5. Once the driver is added, let’s make a connection with the Redshift database. Now, again go to the File menu and click on Connect window option. You’ll see a new pop-up window.
6. Provide a name for the connection. Select the driver from the dropdown which you added in the last step, paste the JDBC URL copied from the Redshift cluster and insert the database Username (awsuser) and Password which were created during the Redshift cluster setup, then click on Test. You’ll see a connection successful message. Now, click OK to go back to the editor and run queries.
Step 5: Data transfer from S3 to Redshift
- Once the connection is successful with the Redshift database, run the below query to create a table user_info with the schema similar to the file u.user uploaded in S3 bucket.
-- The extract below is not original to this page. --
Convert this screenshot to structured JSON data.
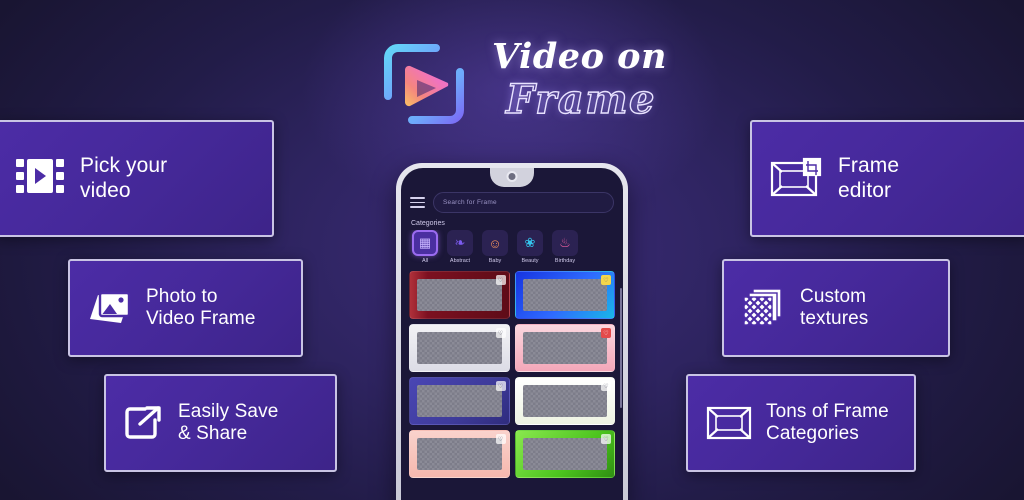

Hit the execute button (highlighted in red) on the query editor to run the query.
create table user_info(
2. Execute the below query to COPY data from the S3 bucket to Redshift. Edit the query with your bucket name.
copy user_info from ‘s3://<Your-bucket-name>/u.user’
delimiter ‘|’ region ‘us-east-1’;
3. We can verify the created table in Redshift using the below query:
select * from pg_table_def;
Form the above result, we can see that the table user_info got created under the public schema.
4. Now, we can verify the schema of the table using the below query:
select * from pg_table_def where tablename = ‘user_info’;
5. Let’s verify the copied data using the below query:
select * from user_info;
We have seen from the above exercise that the data has been efficiently transferred from S3 to Amazon Redshift. We can run on-demand or scheduled queries to copy data into the data warehouse and use it for further analysis.
Due to the features like High performance, Low cost, Scalability, Flexibility, Security, etc., Amazon Redshift is becoming the most popular choice for Data Warehouse service among organizations.